* [Instructions to follow] Every line below containing the word "this" should be found and copied.

Exercise data Start Marker

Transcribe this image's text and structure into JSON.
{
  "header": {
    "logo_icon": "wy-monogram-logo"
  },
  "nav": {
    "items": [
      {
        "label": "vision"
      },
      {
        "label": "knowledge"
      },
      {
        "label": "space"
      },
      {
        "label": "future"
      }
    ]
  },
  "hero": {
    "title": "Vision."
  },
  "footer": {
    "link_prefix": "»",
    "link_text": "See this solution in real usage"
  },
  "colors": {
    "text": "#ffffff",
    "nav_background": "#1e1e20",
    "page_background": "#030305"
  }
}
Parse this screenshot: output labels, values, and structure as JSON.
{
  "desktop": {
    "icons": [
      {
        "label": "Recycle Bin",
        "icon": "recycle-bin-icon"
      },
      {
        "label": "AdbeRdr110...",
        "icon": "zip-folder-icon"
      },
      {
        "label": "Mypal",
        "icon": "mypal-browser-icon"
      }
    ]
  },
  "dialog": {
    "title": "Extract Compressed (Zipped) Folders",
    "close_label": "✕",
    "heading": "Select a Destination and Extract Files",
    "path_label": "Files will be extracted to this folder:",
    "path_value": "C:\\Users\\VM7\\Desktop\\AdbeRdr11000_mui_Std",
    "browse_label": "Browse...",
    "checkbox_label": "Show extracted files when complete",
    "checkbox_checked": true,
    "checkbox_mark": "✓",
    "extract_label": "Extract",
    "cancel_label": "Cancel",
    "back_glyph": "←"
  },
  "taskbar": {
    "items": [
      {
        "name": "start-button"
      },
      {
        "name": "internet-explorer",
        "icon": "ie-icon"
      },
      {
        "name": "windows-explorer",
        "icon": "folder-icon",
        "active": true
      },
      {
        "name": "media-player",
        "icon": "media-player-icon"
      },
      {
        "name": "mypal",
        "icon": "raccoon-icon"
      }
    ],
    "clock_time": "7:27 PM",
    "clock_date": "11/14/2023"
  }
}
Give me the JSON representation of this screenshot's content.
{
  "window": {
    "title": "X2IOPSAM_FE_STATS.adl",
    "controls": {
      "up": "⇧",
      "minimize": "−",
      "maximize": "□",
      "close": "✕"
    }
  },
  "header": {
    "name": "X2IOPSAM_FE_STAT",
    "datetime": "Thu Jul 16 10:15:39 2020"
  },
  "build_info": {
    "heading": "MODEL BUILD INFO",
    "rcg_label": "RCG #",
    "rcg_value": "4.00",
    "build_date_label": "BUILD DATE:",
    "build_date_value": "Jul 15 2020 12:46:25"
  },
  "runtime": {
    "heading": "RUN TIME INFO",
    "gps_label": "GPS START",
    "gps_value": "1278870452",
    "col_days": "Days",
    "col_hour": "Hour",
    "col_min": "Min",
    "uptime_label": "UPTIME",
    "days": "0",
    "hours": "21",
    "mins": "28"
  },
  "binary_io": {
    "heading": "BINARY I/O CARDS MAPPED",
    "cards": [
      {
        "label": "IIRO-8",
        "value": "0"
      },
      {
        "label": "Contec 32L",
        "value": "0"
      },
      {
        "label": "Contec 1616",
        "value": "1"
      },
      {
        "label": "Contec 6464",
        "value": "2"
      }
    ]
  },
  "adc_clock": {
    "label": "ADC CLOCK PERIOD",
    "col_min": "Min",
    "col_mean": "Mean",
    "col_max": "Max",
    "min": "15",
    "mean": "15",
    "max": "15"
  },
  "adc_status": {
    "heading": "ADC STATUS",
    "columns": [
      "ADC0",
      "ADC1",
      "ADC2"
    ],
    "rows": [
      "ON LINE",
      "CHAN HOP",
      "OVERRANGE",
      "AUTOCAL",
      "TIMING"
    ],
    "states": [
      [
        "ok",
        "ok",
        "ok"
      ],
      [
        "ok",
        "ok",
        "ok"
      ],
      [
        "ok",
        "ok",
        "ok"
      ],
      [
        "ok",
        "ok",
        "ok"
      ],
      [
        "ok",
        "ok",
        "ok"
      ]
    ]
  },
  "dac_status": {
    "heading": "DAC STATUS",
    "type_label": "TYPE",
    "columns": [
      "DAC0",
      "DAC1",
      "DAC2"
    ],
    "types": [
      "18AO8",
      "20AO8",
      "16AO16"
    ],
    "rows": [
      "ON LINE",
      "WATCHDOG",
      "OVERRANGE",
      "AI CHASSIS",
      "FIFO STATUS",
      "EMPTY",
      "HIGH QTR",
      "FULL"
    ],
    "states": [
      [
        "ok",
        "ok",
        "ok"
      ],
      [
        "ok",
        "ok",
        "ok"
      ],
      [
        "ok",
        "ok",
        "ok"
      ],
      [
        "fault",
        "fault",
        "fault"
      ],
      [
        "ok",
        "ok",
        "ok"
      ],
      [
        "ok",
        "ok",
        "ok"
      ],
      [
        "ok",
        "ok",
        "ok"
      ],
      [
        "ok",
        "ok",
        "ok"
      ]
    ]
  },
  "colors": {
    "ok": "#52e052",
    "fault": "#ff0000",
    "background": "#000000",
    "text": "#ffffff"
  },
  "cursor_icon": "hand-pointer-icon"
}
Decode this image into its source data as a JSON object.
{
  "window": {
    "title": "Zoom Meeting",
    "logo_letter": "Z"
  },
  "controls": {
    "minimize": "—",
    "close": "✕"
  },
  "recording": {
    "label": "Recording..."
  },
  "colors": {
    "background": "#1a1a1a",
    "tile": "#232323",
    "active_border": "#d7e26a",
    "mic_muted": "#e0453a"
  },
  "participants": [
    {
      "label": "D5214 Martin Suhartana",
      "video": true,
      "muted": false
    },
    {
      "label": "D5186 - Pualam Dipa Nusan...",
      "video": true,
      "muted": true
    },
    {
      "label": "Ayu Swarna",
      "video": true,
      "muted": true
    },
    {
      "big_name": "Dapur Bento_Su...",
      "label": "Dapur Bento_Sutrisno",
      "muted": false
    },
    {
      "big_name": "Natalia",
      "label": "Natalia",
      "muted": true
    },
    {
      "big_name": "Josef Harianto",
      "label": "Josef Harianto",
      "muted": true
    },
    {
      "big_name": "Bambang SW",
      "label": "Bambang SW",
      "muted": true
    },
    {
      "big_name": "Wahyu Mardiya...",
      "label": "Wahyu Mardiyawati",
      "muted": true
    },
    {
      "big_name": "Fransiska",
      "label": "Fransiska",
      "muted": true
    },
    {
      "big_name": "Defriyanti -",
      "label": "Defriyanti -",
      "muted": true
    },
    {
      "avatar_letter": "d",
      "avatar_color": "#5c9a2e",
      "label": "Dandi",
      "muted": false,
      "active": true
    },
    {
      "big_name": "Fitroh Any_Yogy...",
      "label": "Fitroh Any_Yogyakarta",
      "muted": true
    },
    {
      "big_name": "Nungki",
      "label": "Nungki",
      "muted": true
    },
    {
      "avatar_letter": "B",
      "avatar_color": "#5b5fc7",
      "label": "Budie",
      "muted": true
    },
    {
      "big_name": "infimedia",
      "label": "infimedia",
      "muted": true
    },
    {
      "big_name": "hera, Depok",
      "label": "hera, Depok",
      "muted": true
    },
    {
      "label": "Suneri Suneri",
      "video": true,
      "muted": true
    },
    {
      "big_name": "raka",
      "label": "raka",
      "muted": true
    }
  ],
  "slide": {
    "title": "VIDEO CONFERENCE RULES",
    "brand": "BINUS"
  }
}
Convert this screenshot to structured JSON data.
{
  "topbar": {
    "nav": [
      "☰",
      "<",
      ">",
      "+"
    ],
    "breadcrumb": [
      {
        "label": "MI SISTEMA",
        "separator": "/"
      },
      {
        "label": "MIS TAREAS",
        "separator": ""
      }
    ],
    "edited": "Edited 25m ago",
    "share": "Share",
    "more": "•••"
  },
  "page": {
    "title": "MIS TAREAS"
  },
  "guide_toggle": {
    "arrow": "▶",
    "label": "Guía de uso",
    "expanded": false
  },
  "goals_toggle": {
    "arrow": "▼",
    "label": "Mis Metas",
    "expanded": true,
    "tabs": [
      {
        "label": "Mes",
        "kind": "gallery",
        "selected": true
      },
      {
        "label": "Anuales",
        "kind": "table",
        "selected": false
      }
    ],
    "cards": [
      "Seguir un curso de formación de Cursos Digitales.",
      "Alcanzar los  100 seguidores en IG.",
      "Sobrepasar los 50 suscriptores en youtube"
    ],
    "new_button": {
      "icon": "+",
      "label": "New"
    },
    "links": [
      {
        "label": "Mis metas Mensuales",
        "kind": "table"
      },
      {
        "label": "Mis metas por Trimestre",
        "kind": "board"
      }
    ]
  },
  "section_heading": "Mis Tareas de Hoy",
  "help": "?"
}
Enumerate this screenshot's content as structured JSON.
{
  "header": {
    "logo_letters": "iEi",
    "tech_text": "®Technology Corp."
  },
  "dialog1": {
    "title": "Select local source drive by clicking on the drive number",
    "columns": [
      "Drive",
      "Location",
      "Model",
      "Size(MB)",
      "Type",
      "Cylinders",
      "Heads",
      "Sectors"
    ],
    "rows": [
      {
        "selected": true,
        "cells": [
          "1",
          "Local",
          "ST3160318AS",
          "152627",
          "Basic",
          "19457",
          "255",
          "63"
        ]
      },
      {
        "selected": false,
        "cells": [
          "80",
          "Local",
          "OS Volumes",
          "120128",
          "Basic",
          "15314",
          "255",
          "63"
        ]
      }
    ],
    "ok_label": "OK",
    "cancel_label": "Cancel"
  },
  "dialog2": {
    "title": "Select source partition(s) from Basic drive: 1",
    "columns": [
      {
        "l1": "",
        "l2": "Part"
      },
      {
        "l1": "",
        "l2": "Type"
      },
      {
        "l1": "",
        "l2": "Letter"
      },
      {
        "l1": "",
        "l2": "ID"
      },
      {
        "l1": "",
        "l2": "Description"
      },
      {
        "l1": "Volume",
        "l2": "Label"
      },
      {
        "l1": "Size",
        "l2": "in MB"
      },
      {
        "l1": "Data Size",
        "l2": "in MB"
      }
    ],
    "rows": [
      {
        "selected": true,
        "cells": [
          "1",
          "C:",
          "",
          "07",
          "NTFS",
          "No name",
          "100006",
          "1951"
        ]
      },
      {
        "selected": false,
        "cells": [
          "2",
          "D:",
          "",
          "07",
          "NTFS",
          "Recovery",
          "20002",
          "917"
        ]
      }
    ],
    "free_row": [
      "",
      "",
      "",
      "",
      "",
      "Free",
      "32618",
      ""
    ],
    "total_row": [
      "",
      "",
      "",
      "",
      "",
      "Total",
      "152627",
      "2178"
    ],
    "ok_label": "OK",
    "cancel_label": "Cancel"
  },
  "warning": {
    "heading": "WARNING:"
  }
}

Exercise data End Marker

* [Completed task]
Transcribe this image's text and structure into JSON.
    "link_text": "See this solution in real usage"
Parse this screenshot: output labels, values, and structure as JSON.
    "path_label": "Files will be extracted to this folder:",
Give me the JSON representation of this screenshot's content.
Decode this image into its source data as a JSON object.
Convert this screenshot to structured JSON data.
Enumerate this screenshot's content as structured JSON.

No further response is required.